I think I really started to see improvement about two or three years into studying. Mr. Lipsett and I found a system that worked for me, as I had struggled with being injured on and off. All of these routines that we had worked on are still in my daily practice routine. 

Can you share with us how you came to know the Colburn School? 

While I was in high school, I was competing both nationally and internationally, mostly in the U.S. but occasionally in Europe. When you’re competing at that high of a level, you get to meet many incredible violinists from around the world. Many of those people were students of Robert Lipsett in Los Angeles, which is how I learned of his name. I heard his name mentioned more frequently over time, and recognized major concertmasters that also used to study with him. He happened to be a jury member of an international violin competition I was competing in, which is how I officially met him and learned of the Colburn School.  

The minute I set foot on the Colburn campus, I fell in love with it. I was impressed with the facilities and loved the concert halls. It immediately felt like the right choice when I was accepted.  

Where has your music education taken you? 

I am still in the Los Angeles area and playing with many orchestras. Pinpointing exactly what I am doing is challenging—the short answer is I freelance quite a bit. In addition to freelancing, I’m still performing as Concertmaster of the American Youth Symphony, and I am working with my string quartet, the Zelter String Quartet. We have a bunch of performances coming up and are working on our summer performances. 

Would you share your experience receiving scholarship support and room and board? What did it mean to you? 

When choosing a conservatory, Colburn was the easiest decision. I experienced a financially unstable upbringing, and I still don’t own my own instrument. I’ve been fortunate to have generous donors to help me through my career and loan me instruments to help me advance to get to where I am today. Before Colburn, we didn’t know how we were going to afford the flights, hotels, competitions, and food to eat; winning competitions was never enough.
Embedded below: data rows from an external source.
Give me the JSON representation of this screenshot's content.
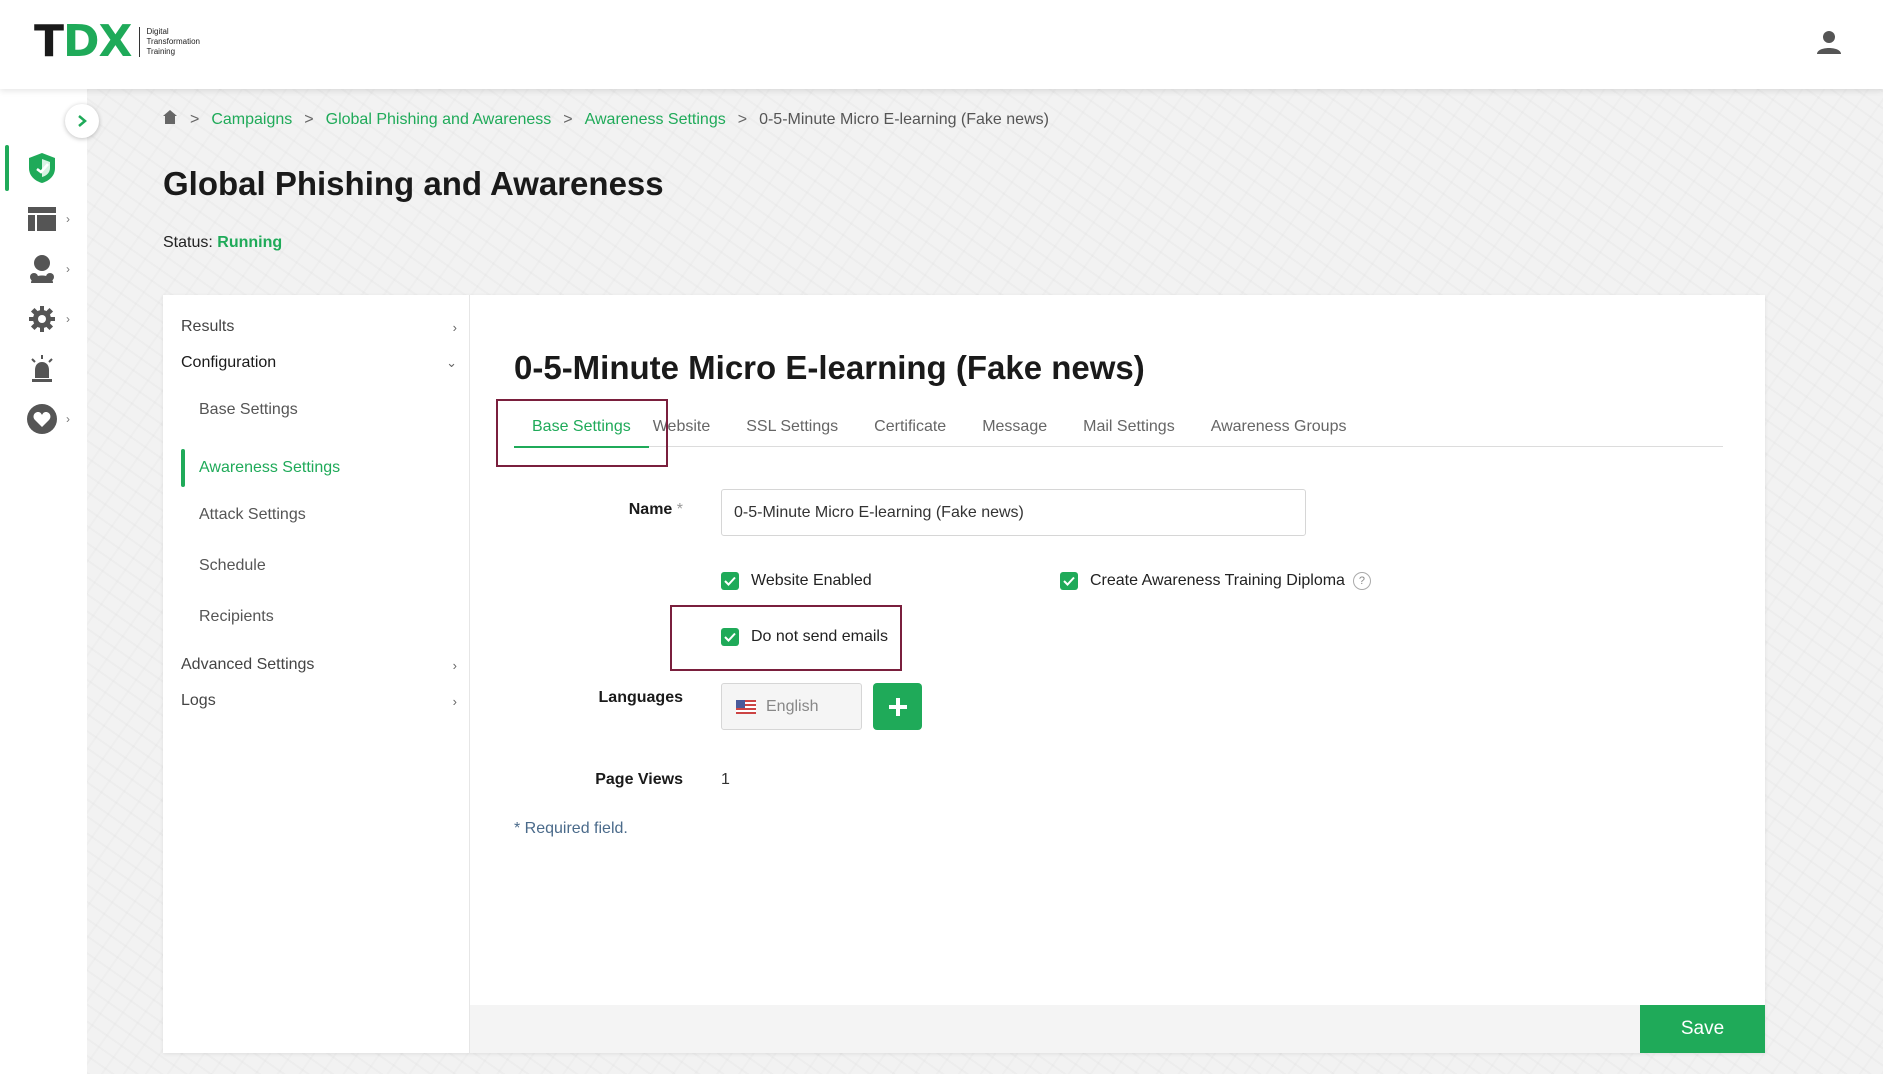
{
  "header": {
    "logo_main_t": "T",
    "logo_main_dx": "DX",
    "logo_sub": [
      "Digital",
      "Transformation",
      "Training"
    ],
    "user_icon": "user-icon"
  },
  "rail": {
    "items": [
      {
        "icon": "shield-icon",
        "active": true
      },
      {
        "icon": "layout-icon",
        "chevron": "›"
      },
      {
        "icon": "users-icon",
        "chevron": "›"
      },
      {
        "icon": "gear-icon",
        "chevron": "›"
      },
      {
        "icon": "alarm-icon"
      },
      {
        "icon": "heart-icon",
        "chevron": "›"
      }
    ]
  },
  "breadcrumb": {
    "sep": ">",
    "items": [
      "Campaigns",
      "Global Phishing and Awareness",
      "Awareness Settings"
    ],
    "current": "0-5-Minute Micro E-learning (Fake news)"
  },
  "page": {
    "title": "Global Phishing and Awareness",
    "status_label": "Status:",
    "status_value": "Running"
  },
  "sidenav": {
    "results": "Results",
    "configuration": "Configuration",
    "sub_items": [
      "Base Settings",
      "Awareness Settings",
      "Attack Settings",
      "Schedule",
      "Recipients"
    ],
    "advanced": "Advanced Settings",
    "logs": "Logs"
  },
  "content": {
    "title": "0-5-Minute Micro E-learning (Fake news)",
    "tabs": [
      "Base Settings",
      "Website",
      "SSL Settings",
      "Certificate",
      "Message",
      "Mail Settings",
      "Awareness Groups"
    ],
    "name_label": "Name",
    "required_mark": "*",
    "name_value": "0-5-Minute Micro E-learning (Fake news)",
    "website_enabled": "Website Enabled",
    "create_diploma": "Create Awareness Training Diploma",
    "help": "?",
    "do_not_send": "Do not send emails",
    "languages_label": "Languages",
    "language": "English",
    "add": "+",
    "page_views_label": "Page Views",
    "page_views_value": "1",
    "required_note": "* Required field.",
    "save": "Save"
  },
  "colors": {
    "accent": "#1faa59",
    "highlight": "#7a1f3d"
  }
}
When we found out that Colburn was tuition-free with room and board, it was the perfect situation. I loved the School, I loved working with my teacher right off the bat, and it’s such a wonderful facility. Colburn became my home for all those years; it became a safe place where I would not have to worry about anything. I could really focus on my studies, making music, and working on my career.  

Would you please share your experience speaking or performing for the Ziering-Conlon Initiative for Recovered Voices? 

Yes, absolutely. I love the Recovered Voices Project—it is one of the coolest things that I’ve ever been a part of. The music is stunning, the kind where you can’t believe this music got lost throughout history. Anytime we’ve performed one of the Schulhoff String Quartets for an audience, they loved it. I always do a Recovered Voices project when I am able! I’m especially excited for the release of Shapeshifter—a new album showcasing Erwin Schulhoff, and its release event. I love playing this music, and I’ve already started to think about how I can program that music in my own performances. This music has been so inspiring, and I have been searching for opportunities to include this music in my upcoming performances because it would be great to play this music with as many people as I can. 

Colburn extends our warmest congratulations to Gallia for winning the Frances Rosen Violin Prize this year. We invite our Colburn community to join us in celebrating her as she continues her artistic career. 

If you would like to learn more about the many ways we can, together, support the next generation, including contributing additional funds to the Frances Rosen Violin Prize funds, please contact